First the cause: Before you look for resolution it is important to determine the cause. Recurrent vaginal fissures is not common. Finding the cause is key. An exam, testing and biopsy of the area is a good first start. There may be recurrent candidiasis, condyloma (hpv), vulvar cancer or precancerous changes, lichen sclerosis, lichen simplex chronicus and other causes. ...Read more
No: Anal fissures are common, but not normal; tears in the lining of the anus; often assoc with hard stool, and/or tight anal sphincter. If they are in the north/south locations of the anus can be seen in otherwise healthy people; other locations can be assoc with things like crohn's disease; crohn's fissures can be north/south too. See your doc, gi, or colorectal specialist; may (not) be a big thing. ...Read moreSee 1 more doctor answer
Homework?: Google is your friend. Now I am, too! For fissures of the skull, see https://en.wikipedia.org/wiki/Fissure#Skull For foramina of the skull see https://en.wikipedia.org/wiki/List_of_foramina_of_the_human_body#Skull I expect a Christmas Card. ...Read more
See a Surgeon: Non-surgical treatment includes warm water soaks 2- 3 times a day, increasing fiber intake, drink lots of water, and taking stool softeners or laxatives. Witch hazel (tucks (witch hazel) pads) can help. Some relief in a day or two usually. It may take several weeks for the fissure to heal completely. Sometimes fissures heal without treatment. May require surgery. ...Read more

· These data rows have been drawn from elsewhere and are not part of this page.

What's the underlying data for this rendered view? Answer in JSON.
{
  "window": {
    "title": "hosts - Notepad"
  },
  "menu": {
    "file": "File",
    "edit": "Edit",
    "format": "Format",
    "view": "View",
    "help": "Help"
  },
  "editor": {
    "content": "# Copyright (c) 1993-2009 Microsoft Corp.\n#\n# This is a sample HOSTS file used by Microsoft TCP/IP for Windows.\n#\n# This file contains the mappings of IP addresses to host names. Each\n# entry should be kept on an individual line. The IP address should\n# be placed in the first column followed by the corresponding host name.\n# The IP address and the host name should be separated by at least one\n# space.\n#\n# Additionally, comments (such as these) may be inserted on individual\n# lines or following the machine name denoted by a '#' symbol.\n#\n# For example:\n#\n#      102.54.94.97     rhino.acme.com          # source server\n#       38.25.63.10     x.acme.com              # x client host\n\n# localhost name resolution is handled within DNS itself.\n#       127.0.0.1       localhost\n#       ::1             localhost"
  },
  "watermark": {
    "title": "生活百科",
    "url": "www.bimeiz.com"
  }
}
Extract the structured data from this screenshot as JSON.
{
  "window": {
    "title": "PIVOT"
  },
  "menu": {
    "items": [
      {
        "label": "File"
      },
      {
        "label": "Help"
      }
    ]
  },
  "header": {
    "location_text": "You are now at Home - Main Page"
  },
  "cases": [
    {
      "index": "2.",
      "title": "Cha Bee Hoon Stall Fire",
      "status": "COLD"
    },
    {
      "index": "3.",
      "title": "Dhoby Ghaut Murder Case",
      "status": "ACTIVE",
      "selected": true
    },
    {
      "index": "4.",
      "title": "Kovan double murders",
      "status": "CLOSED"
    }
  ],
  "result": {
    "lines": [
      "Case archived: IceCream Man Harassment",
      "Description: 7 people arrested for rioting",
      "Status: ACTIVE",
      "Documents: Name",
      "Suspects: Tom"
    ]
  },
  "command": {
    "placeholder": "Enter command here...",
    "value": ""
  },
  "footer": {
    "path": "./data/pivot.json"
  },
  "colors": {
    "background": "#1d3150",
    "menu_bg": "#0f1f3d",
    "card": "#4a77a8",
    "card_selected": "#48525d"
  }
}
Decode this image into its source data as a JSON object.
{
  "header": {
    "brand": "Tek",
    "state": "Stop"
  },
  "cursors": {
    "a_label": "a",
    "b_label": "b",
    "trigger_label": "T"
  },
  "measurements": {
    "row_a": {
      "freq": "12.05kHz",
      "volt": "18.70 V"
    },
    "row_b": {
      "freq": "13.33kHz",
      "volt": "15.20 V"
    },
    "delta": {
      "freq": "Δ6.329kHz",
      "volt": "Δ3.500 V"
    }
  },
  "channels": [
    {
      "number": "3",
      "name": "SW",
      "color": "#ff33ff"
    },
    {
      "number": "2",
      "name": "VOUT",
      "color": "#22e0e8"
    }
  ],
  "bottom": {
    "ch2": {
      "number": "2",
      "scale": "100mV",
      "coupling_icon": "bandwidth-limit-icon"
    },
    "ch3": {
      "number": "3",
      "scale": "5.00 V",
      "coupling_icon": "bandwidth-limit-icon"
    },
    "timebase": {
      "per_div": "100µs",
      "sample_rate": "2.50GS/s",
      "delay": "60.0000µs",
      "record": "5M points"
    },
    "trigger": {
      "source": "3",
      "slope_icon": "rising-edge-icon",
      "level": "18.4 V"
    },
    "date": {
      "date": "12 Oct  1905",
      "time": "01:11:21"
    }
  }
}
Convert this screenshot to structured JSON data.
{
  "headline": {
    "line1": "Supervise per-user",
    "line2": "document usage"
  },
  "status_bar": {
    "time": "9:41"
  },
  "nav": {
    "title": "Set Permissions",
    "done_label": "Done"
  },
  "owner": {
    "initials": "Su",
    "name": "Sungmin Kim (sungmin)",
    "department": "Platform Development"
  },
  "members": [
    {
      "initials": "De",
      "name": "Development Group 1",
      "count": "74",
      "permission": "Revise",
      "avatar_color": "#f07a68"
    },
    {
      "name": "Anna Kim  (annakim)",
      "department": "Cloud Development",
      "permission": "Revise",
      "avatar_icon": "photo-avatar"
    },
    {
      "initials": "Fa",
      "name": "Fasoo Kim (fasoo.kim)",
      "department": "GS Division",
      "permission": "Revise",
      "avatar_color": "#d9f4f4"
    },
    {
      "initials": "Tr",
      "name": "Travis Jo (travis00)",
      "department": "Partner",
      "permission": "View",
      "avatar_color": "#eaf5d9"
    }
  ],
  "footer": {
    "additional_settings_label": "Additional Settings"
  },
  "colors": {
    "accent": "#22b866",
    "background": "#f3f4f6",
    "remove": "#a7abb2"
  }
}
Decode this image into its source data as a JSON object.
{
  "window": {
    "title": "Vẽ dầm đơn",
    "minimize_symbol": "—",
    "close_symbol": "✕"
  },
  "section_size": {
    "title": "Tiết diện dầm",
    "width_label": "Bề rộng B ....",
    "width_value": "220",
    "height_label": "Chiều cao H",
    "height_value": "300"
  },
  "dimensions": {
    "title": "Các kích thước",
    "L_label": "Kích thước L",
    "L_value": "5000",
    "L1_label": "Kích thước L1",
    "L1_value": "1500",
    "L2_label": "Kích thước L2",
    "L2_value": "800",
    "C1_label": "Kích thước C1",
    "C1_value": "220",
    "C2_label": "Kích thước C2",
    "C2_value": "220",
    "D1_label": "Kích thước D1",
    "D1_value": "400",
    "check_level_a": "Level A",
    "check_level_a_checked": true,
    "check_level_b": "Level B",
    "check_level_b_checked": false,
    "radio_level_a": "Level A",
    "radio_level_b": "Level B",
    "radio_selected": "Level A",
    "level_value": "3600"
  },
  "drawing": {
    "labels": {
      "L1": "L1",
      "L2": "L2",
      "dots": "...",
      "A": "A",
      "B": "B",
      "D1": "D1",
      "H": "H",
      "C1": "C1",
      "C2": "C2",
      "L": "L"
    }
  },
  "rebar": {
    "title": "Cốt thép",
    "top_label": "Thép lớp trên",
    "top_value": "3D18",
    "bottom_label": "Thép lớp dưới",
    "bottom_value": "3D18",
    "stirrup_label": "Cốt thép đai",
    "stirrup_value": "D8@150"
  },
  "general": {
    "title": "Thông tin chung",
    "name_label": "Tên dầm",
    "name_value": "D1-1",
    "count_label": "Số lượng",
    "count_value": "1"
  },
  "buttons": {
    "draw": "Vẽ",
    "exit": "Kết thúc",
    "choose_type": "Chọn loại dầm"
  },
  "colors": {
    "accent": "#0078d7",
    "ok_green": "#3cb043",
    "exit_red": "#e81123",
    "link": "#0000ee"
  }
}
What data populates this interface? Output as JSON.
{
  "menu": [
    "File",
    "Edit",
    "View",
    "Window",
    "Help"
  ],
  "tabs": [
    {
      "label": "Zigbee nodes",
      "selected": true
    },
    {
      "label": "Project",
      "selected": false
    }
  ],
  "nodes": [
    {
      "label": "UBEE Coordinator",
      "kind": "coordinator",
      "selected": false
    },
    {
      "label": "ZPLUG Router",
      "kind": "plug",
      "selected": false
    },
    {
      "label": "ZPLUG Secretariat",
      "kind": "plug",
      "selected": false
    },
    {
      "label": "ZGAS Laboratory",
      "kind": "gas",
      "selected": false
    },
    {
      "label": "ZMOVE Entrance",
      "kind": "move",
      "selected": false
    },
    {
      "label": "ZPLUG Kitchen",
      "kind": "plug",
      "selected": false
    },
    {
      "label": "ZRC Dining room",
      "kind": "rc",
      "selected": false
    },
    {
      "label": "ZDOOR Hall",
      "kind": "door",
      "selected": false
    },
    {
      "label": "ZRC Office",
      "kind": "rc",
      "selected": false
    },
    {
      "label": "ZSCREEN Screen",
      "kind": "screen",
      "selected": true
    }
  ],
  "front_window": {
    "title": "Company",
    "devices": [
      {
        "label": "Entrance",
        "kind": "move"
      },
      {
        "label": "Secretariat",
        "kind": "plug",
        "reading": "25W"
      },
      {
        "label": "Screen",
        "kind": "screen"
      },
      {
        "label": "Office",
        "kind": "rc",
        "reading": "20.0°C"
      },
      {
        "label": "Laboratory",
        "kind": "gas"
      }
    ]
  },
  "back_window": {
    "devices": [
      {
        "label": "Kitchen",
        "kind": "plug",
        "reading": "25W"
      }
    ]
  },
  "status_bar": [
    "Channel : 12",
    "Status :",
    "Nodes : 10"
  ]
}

Fingertip eczema: Eczema on the fingertips is sometimes called fingertip eczema. If the eczema affects more of the hand than just the fingertips, it may be called hand eczema. Eczema on the fingertips may affect all the fingers or only some of the fingers. Fingertip eczema may affect the area of fingerprints or along or below the fingernail. It may be a form of contact dermatitis which is an allergic reaction. ...Read moreSee 1 more doctor answer